WHAT IS REQUIRED » Return the whole listing exactly, omitting the pictures.

• • • • •

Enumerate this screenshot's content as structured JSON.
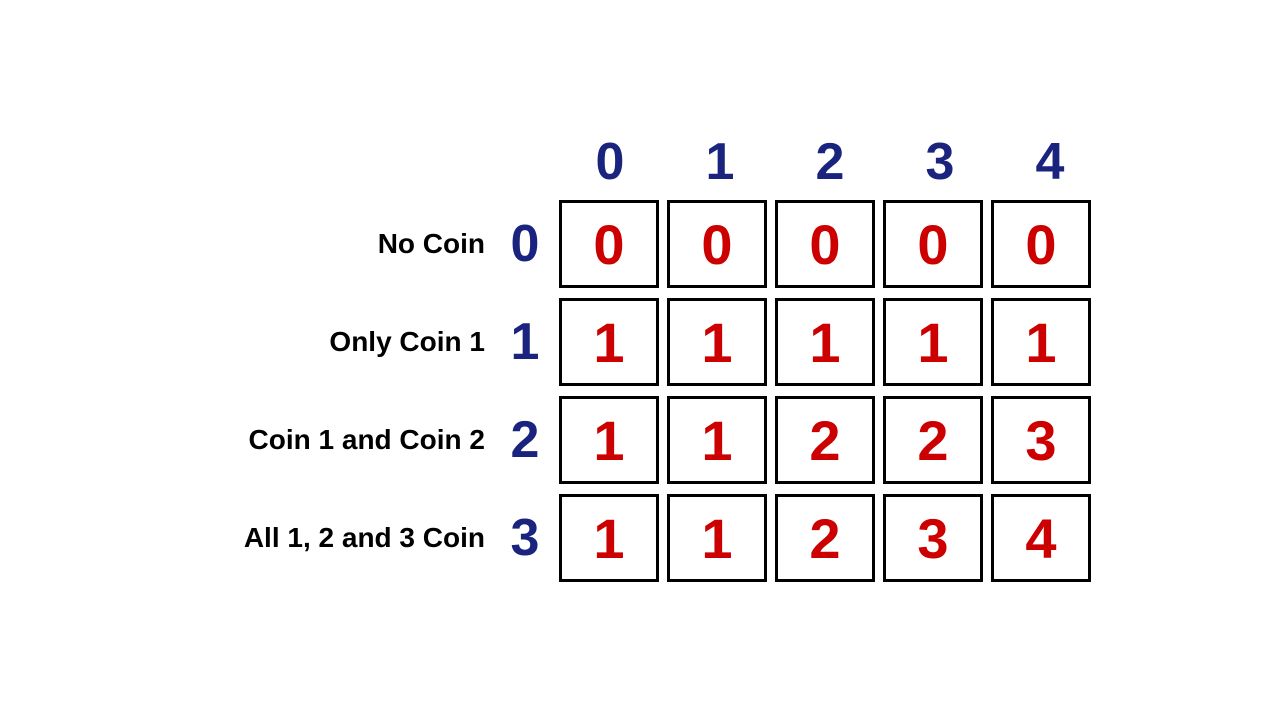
{
  "colHeaders": [
    "0",
    "1",
    "2",
    "3",
    "4"
  ],
  "rows": [
    {
      "label": "No Coin",
      "index": "0",
      "cells": [
        "0",
        "0",
        "0",
        "0",
        "0"
      ]
    },
    {
      "label": "Only Coin 1",
      "index": "1",
      "cells": [
        "1",
        "1",
        "1",
        "1",
        "1"
      ]
    },
    {
      "label": "Coin 1 and Coin 2",
      "index": "2",
      "cells": [
        "1",
        "1",
        "2",
        "2",
        "3"
      ]
    },
    {
      "label": "All 1, 2 and 3 Coin",
      "index": "3",
      "cells": [
        "1",
        "1",
        "2",
        "3",
        "4"
      ]
    }
  ]
}
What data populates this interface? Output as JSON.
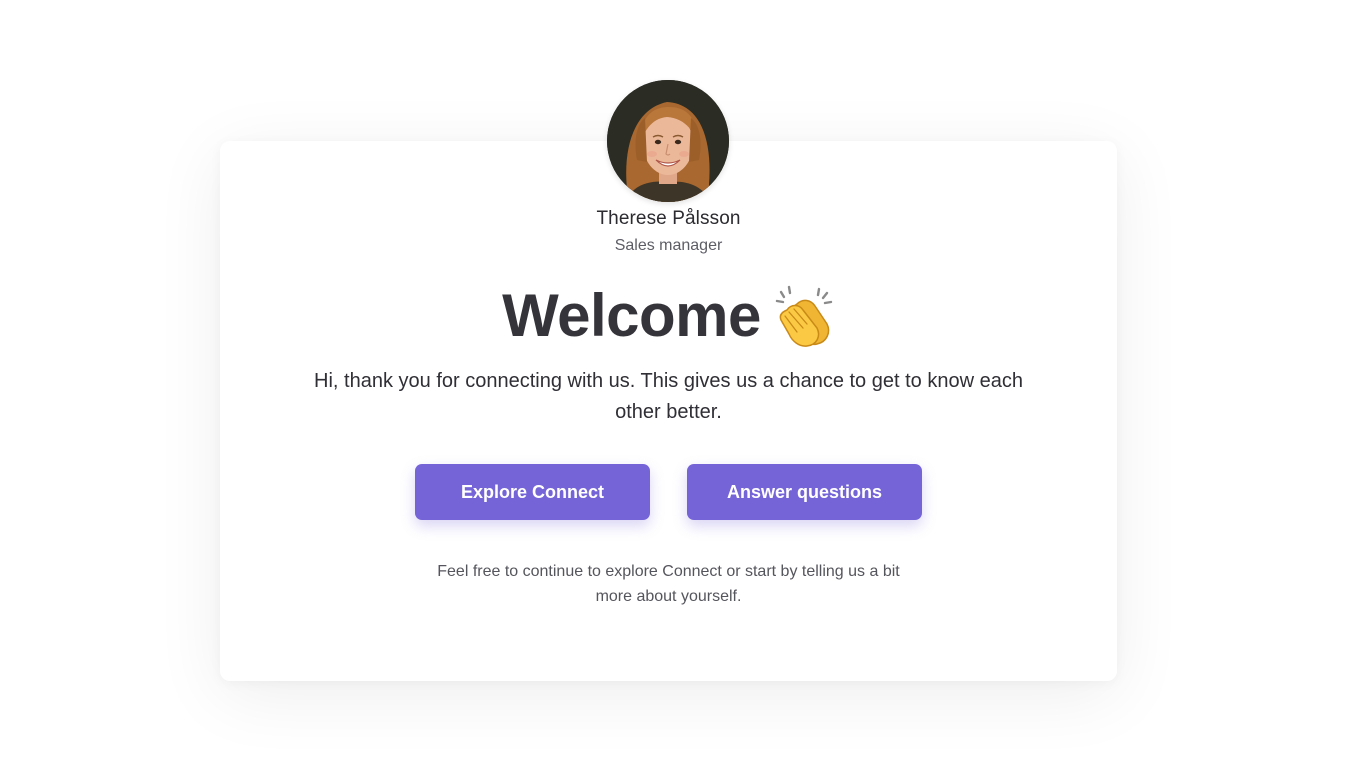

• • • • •

RESULT BELOW »
Enumerate this screenshot's content as structured JSON.
{
  "colHeaders": [
    "0",
    "1",
    "2",
    "3",
    "4"
  ],
  "rows": [
    {
      "label": "No Coin",
      "index": "0",
      "cells": [
        "0",
        "0",
        "0",
        "0",
        "0"
      ]
    },
    {
      "label": "Only Coin 1",
      "index": "1",
      "cells": [
        "1",
        "1",
        "1",
        "1",
        "1"
      ]
    },
    {
      "label": "Coin 1 and Coin 2",
      "index": "2",
      "cells": [
        "1",
        "1",
        "2",
        "2",
        "3"
      ]
    },
    {
      "label": "All 1, 2 and 3 Coin",
      "index": "3",
      "cells": [
        "1",
        "1",
        "2",
        "3",
        "4"
      ]
    }
  ]
}
What data populates this interface? Output as JSON.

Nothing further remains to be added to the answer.